◆ **Extracted data**
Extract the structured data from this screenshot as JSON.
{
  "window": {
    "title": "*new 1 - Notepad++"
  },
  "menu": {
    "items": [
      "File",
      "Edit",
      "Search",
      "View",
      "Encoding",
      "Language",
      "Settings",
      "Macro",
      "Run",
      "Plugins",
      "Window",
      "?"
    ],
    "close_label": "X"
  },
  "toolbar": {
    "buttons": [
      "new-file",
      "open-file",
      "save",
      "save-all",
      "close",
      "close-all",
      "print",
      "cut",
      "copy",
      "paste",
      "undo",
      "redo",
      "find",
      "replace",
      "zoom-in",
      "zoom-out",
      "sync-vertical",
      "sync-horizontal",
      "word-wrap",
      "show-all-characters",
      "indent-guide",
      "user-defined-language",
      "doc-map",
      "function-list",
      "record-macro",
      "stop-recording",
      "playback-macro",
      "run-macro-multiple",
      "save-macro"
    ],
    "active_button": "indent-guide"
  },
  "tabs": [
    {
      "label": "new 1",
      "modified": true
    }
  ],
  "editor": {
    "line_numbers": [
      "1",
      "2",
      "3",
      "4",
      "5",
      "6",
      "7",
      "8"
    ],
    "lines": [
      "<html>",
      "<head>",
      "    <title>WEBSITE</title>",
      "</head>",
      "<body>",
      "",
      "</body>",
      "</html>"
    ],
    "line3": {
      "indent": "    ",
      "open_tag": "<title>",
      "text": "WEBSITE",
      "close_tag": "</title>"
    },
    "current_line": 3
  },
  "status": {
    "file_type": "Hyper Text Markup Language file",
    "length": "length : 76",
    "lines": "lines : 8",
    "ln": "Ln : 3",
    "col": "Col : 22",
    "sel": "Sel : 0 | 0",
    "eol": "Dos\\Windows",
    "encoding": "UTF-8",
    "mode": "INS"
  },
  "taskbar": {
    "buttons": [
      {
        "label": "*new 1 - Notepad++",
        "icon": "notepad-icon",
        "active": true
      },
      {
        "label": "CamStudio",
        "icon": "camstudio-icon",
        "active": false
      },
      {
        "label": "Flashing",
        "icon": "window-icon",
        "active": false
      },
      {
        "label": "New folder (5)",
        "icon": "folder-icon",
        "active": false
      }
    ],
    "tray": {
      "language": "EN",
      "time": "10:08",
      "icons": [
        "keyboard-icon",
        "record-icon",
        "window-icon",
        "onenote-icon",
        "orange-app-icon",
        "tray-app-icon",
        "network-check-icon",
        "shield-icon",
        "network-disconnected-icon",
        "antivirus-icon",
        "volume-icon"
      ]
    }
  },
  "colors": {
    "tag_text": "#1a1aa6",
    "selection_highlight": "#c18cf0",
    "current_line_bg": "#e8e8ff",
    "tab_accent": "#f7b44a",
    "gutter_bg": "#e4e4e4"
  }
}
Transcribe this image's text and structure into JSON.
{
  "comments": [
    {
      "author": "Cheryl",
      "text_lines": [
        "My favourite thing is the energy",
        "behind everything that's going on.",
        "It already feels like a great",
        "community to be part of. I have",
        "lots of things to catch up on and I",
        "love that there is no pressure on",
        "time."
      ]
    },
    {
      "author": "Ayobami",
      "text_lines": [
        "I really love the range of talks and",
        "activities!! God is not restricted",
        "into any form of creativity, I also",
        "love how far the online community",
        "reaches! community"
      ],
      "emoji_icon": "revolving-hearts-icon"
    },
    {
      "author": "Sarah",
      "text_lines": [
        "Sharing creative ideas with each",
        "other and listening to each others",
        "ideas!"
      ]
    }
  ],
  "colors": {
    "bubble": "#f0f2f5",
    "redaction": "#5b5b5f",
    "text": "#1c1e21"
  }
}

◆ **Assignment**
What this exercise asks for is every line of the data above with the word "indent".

◆ **Answer box**
      "indent-guide",
    "active_button": "indent-guide"
      "indent": "    ",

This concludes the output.